Descending NW, Angle Tarn was part frozen and did not look completely dark grey for a change, unlike the ominous apparition we saw approaching from the E - very dark with visible curtains of snowfall. After collecting water at a snowy streamlet, the wind increased sharply and it hit us, combining falling snow with whipped up spindrift that stuck to our shells and packs. At the windshelter, we had intended to climb L towards the Scafells, but due to the conditions we decided to climb R to Allen Crags where we knew from recent visits that we were more likely to find a good sheltered pitch. From the summit we walked a windy circle in the deep snow and found a sheltered flat spot, clearing away the excess 8 inches of snow and making a very comfortable pitch. The storm cleared and the evening clouds were lit in shades of orange as the sun sank behind Great End and Ill Crag - for once the good view was visible through the tent door.
At dusk we watched in disbelief as some people appeared on the skyline of Great End, one group of 2 and another of 3. One group was heading down towards the precipitous cliffs and the other on a more southerly line. A little later we spotted them again much further down and a member of one group moved across to join the other. Judging by their incredible descent rate in those conditions, perhaps they were mountain leaders or rescue members.
In the morning a dense mantle of mist clipped the high peaks and the scene was arctic and almost monochromatic, but superb nonetheless. We took the path down below the icy NE cliffs of Great End to Sprinkling Tarn, which somehow looked a lot smaller when frozen, and then to Sty Head where the NW cliffs towered splendidly below the mist. Lingmell and the fearsome frozen chasm of Piers Gill were well seen as we arrived at the stretcher box and turned R on the path to Styhead Tarn.

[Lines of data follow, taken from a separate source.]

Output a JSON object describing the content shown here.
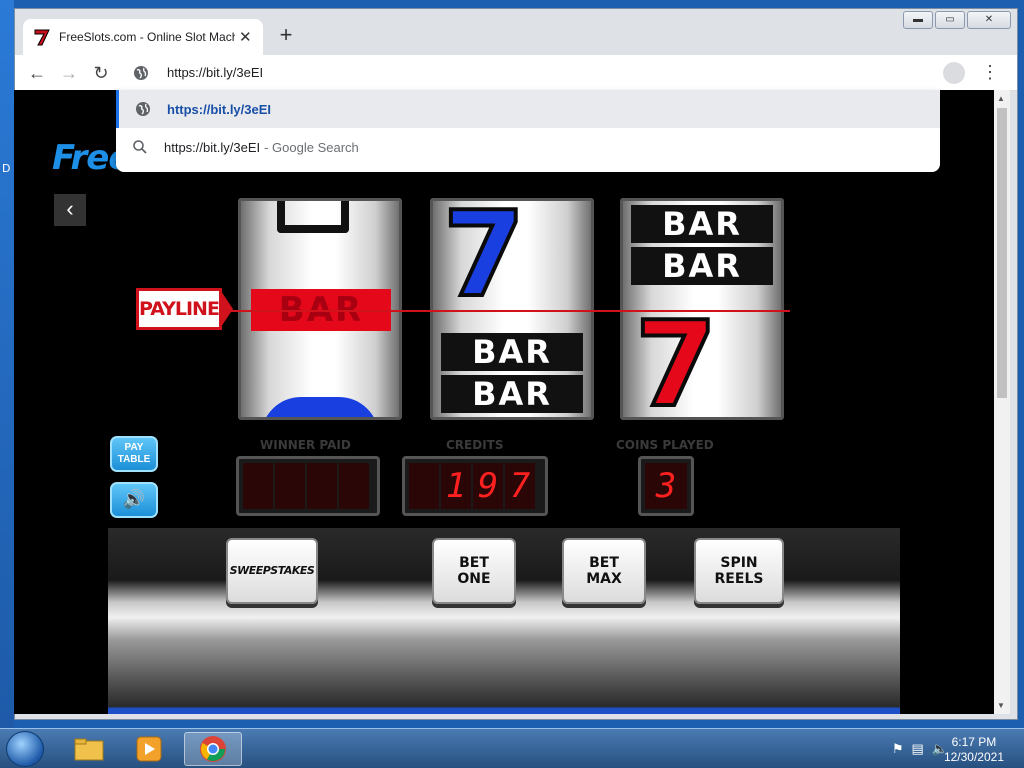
{
  "window": {
    "tab_title": "FreeSlots.com - Online Slot Mach",
    "tab_close": "✕",
    "new_tab": "+",
    "controls": {
      "minimize": "▬",
      "maximize": "▭",
      "close": "✕"
    }
  },
  "toolbar": {
    "back": "←",
    "forward": "→",
    "reload": "↻",
    "address_value": "https://bit.ly/3eEI",
    "menu": "⋮"
  },
  "suggestions": [
    {
      "icon": "globe-icon",
      "text": "https://bit.ly/3eEI",
      "sub": ""
    },
    {
      "icon": "search-icon",
      "text": "https://bit.ly/3eEI",
      "sub": "- Google Search"
    }
  ],
  "page": {
    "logo": "Free",
    "back_glyph": "‹",
    "payline": "PAYLINE",
    "reels": {
      "bar": "BAR",
      "seven": "7"
    },
    "side_buttons": {
      "pay_table_1": "PAY",
      "pay_table_2": "TABLE",
      "sound": "🔊"
    },
    "labels": {
      "winner_paid": "WINNER PAID",
      "credits": "CREDITS",
      "coins_played": "COINS PLAYED"
    },
    "credits_digits": [
      "1",
      "9",
      "7"
    ],
    "coins_played": "3",
    "buttons": {
      "sweepstakes": "SWEEPSTAKES",
      "bet_one_1": "BET",
      "bet_one_2": "ONE",
      "bet_max_1": "BET",
      "bet_max_2": "MAX",
      "spin_1": "SPIN",
      "spin_2": "REELS"
    }
  },
  "desktop": {
    "edge_char": "D"
  },
  "taskbar": {
    "time": "6:17 PM",
    "date": "12/30/2021"
  },
  "colors": {
    "payline_red": "#d0121c",
    "seven_blue": "#1a3fe0",
    "seven_red": "#e4081a",
    "led_red": "#ff2020",
    "logo_blue": "#1d8fe6"
  }
}
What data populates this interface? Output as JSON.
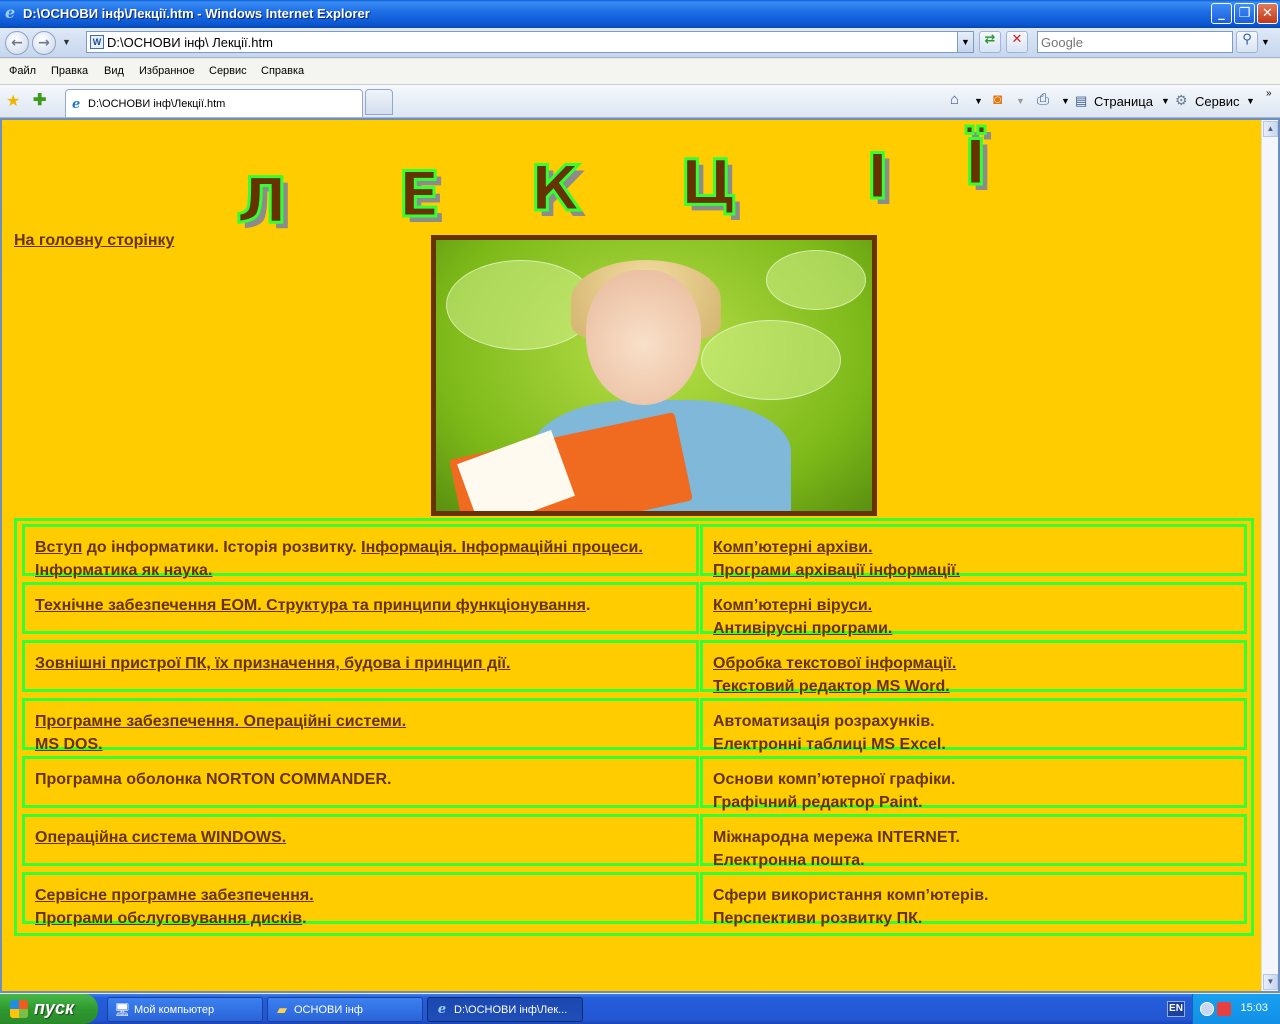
{
  "window": {
    "title": "D:\\ОСНОВИ інф\\Лекції.htm - Windows Internet Explorer"
  },
  "address_bar": {
    "url": "D:\\ОСНОВИ інф\\ Лекції.htm",
    "search_placeholder": "Google"
  },
  "menu": [
    "Файл",
    "Правка",
    "Вид",
    "Избранное",
    "Сервис",
    "Справка"
  ],
  "tab": {
    "label": "D:\\ОСНОВИ інф\\Лекції.htm"
  },
  "command_bar": {
    "page_label": "Страница",
    "tools_label": "Сервис"
  },
  "page": {
    "heading_letters": [
      "Л",
      "Е",
      "К",
      "Ц",
      "І",
      "Ї"
    ],
    "home_link": "На  головну сторінку",
    "lectures": [
      {
        "left": [
          {
            "text": "Вступ",
            "link": true
          },
          {
            "text": " до інформатики. Історія розвитку. ",
            "link": false
          },
          {
            "text": "Інформація. Інформаційні процеси. Інформатика як наука.",
            "link": true
          }
        ],
        "right": [
          {
            "text": "Комп’ютерні архіви.",
            "link": true,
            "br": true
          },
          {
            "text": "Програми архівації інформації.",
            "link": true
          }
        ]
      },
      {
        "left": [
          {
            "text": "Технічне забезпечення ЕОМ. Структура та принципи функціонування",
            "link": true
          },
          {
            "text": ".",
            "link": false
          }
        ],
        "right": [
          {
            "text": "Комп’ютерні віруси.",
            "link": true,
            "br": true
          },
          {
            "text": "Антивірусні програми.",
            "link": true
          }
        ]
      },
      {
        "left": [
          {
            "text": "Зовнішні пристрої ПК, їх призначення, будова і принцип дії.",
            "link": true
          }
        ],
        "right": [
          {
            "text": "Обробка текстової інформації.",
            "link": true,
            "br": true
          },
          {
            "text": " Текстовий редактор MS Word.",
            "link": true
          }
        ]
      },
      {
        "left": [
          {
            "text": "Програмне забезпечення. Операційні системи.",
            "link": true,
            "br": true
          },
          {
            "text": "MS DOS.",
            "link": true
          }
        ],
        "right": [
          {
            "text": "Автоматизація розрахунків.",
            "link": false,
            "br": true
          },
          {
            "text": "Електронні таблиці MS Excel.",
            "link": false
          }
        ]
      },
      {
        "left": [
          {
            "text": "Програмна оболонка NORTON COMMANDER.",
            "link": false
          }
        ],
        "right": [
          {
            "text": "Основи комп’ютерної графіки.",
            "link": false,
            "br": true
          },
          {
            "text": "Графічний редактор Paint.",
            "link": false
          }
        ]
      },
      {
        "left": [
          {
            "text": "Операційна система WINDOWS.",
            "link": true
          }
        ],
        "right": [
          {
            "text": "Міжнародна мережа INTERNET.",
            "link": false,
            "br": true
          },
          {
            "text": "Електронна пошта.",
            "link": false
          }
        ]
      },
      {
        "left": [
          {
            "text": "Сервісне програмне забезпечення.",
            "link": true,
            "br": true
          },
          {
            "text": "Програми обслуговування дисків",
            "link": true
          },
          {
            "text": ".",
            "link": false
          }
        ],
        "right": [
          {
            "text": "Сфери використання комп’ютерів.",
            "link": false,
            "br": true
          },
          {
            "text": "Перспективи розвитку ПК.",
            "link": false
          }
        ]
      }
    ]
  },
  "taskbar": {
    "start_label": "пуск",
    "tasks": [
      "Мой компьютер",
      "ОСНОВИ інф",
      "D:\\ОСНОВИ інф\\Лек..."
    ],
    "language": "EN",
    "clock": "15:03"
  },
  "colors": {
    "page_background": "#ffcc00",
    "link_text": "#663300",
    "table_border": "#33ff33"
  }
}
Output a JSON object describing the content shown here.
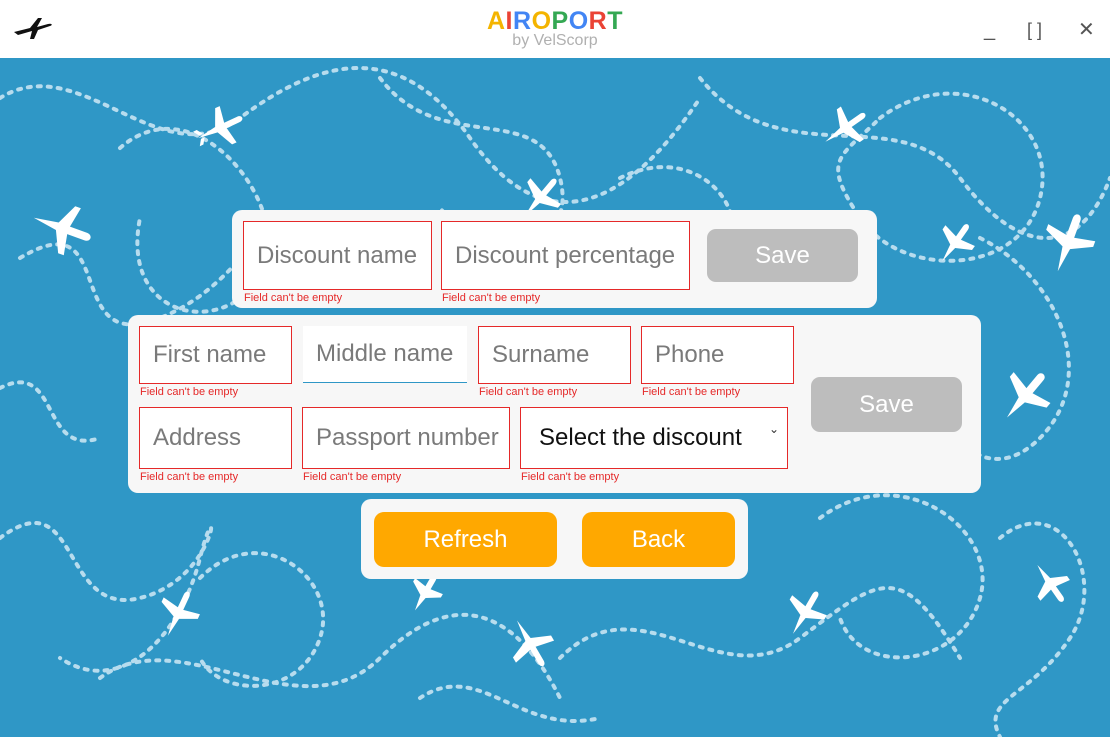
{
  "titlebar": {
    "brand_title": "AIROPORT",
    "brand_subtitle": "by VelScorp",
    "minimize_label": "_",
    "maximize_label": "[ ]",
    "close_label": "✕",
    "brand_colors": [
      "#f4b400",
      "#ea4335",
      "#4285f4",
      "#f4b400",
      "#34a853",
      "#4285f4",
      "#ea4335",
      "#34a853"
    ]
  },
  "discount_form": {
    "name_placeholder": "Discount name",
    "percentage_placeholder": "Discount percentage",
    "save_label": "Save",
    "name_error": "Field can't be empty",
    "percentage_error": "Field can't be empty"
  },
  "client_form": {
    "first_name_placeholder": "First name",
    "middle_name_placeholder": "Middle name",
    "surname_placeholder": "Surname",
    "phone_placeholder": "Phone",
    "address_placeholder": "Address",
    "passport_placeholder": "Passport number",
    "discount_select": "Select the discount",
    "save_label": "Save",
    "first_name_error": "Field can't be empty",
    "surname_error": "Field can't be empty",
    "phone_error": "Field can't be empty",
    "address_error": "Field can't be empty",
    "passport_error": "Field can't be empty",
    "discount_error": "Field can't be empty"
  },
  "actions": {
    "refresh_label": "Refresh",
    "back_label": "Back"
  },
  "colors": {
    "background": "#2f97c6",
    "error": "#e52929",
    "accent": "#ffa800",
    "disabled": "#bdbdbd"
  }
}
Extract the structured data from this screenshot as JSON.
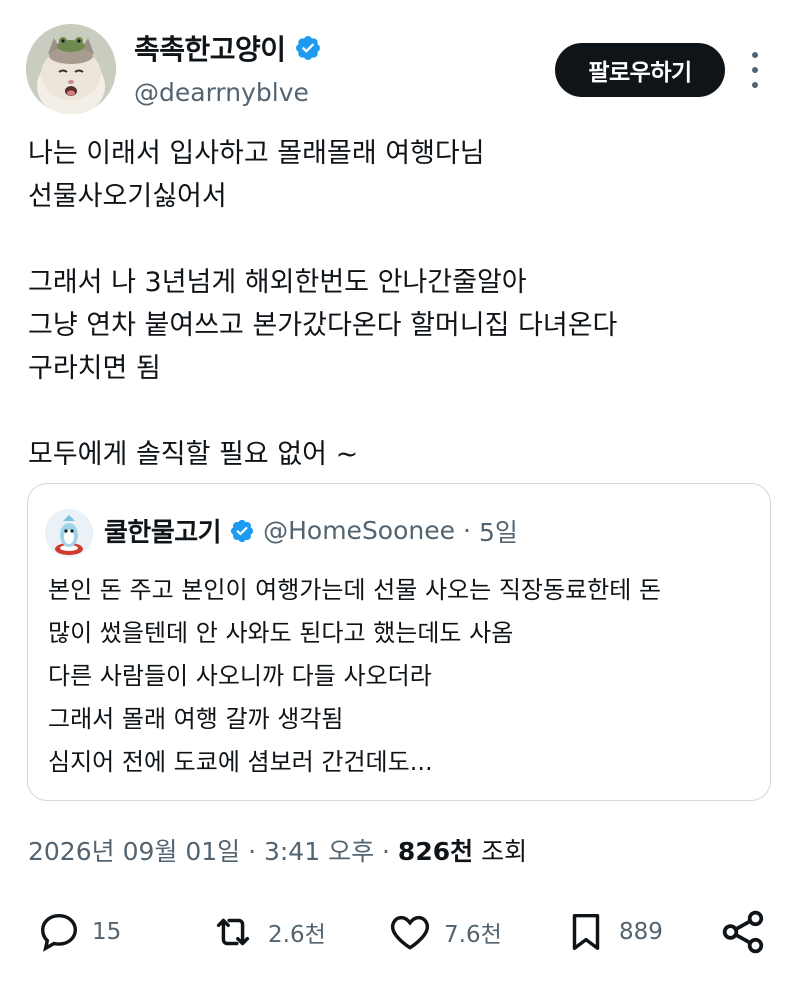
{
  "author": {
    "display_name": "촉촉한고양이",
    "handle": "@dearrnyblve",
    "verified_icon": "verified-badge-icon",
    "accent_color": "#1d9bf0"
  },
  "follow_label": "팔로우하기",
  "tweet_lines": [
    "나는 이래서 입사하고 몰래몰래 여행다님",
    "선물사오기싫어서",
    "",
    "그래서 나 3년넘게 해외한번도 안나간줄알아",
    "그냥 연차 붙여쓰고 본가갔다온다 할머니집 다녀온다",
    "구라치면 됨",
    "",
    "모두에게 솔직할 필요 없어 ~"
  ],
  "quote": {
    "display_name": "쿨한물고기",
    "handle": "@HomeSoonee",
    "separator": "·",
    "time": "5일",
    "lines": [
      "본인 돈 주고 본인이 여행가는데 선물 사오는 직장동료한테 돈",
      "많이 썼을텐데 안 사와도 된다고 했는데도 사옴",
      "다른 사람들이 사오니까 다들 사오더라",
      "그래서 몰래 여행 갈까 생각됨",
      "심지어 전에 도쿄에 셤보러 간건데도..."
    ]
  },
  "meta": {
    "datetime": "2026년 09월 01일 · 3:41 오후 · ",
    "views_count": "826천",
    "views_label": "조회"
  },
  "actions": {
    "replies": "15",
    "retweets": "2.6천",
    "likes": "7.6천",
    "bookmarks": "889"
  },
  "colors": {
    "text_primary": "#0f1419",
    "text_secondary": "#536471",
    "border": "#cfd9de",
    "button_bg": "#0f1419"
  }
}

Just before the footbridge we took to the slopes, slanting upwards aiming just above the Green Gable / Base Brown col. At Mitchell Gill, which was overhung by snow drifts, we climbed directly up to just below the source, a steep and slow heart-pounding ascent in deep snow to the left of a buttress. Eventually we gained the path joining Base Brown and Green Gable, and climbed L to a point just below the summit where the ridge path to Brandreth branches N. The upper rocks of Great Gable were densely covered in snow and an ascent looked a formidable proposition, not that we were planning one!.
The ridge path descends to the now frozen tarns and climbs easily N to Brandreth, where the mist had completely cleared leaving a stunning clear vista of snowy mountains to enjoy during our snack stop. A pair of canny ravens joined us a few yards away, the male snapping up some bits of cake and feeding them to the female, perhaps a courtship behaviour. Following the ridge fence through deep snow, the final mountain of Grey Knotts is topped by a rocky knoll overlooking a frozen tarn. Then came the very steep descent to the Honister Pass, an awkward affair that followed the fence through more deep snow but was alleviated by the grand views across to Dale Head.
We followed the verge of the pass road down to Seatoller, though the old flanking road could be used as an alternative. From Seatoller the Cumbria Way provides a pleasant riverside return to Rosthwaite.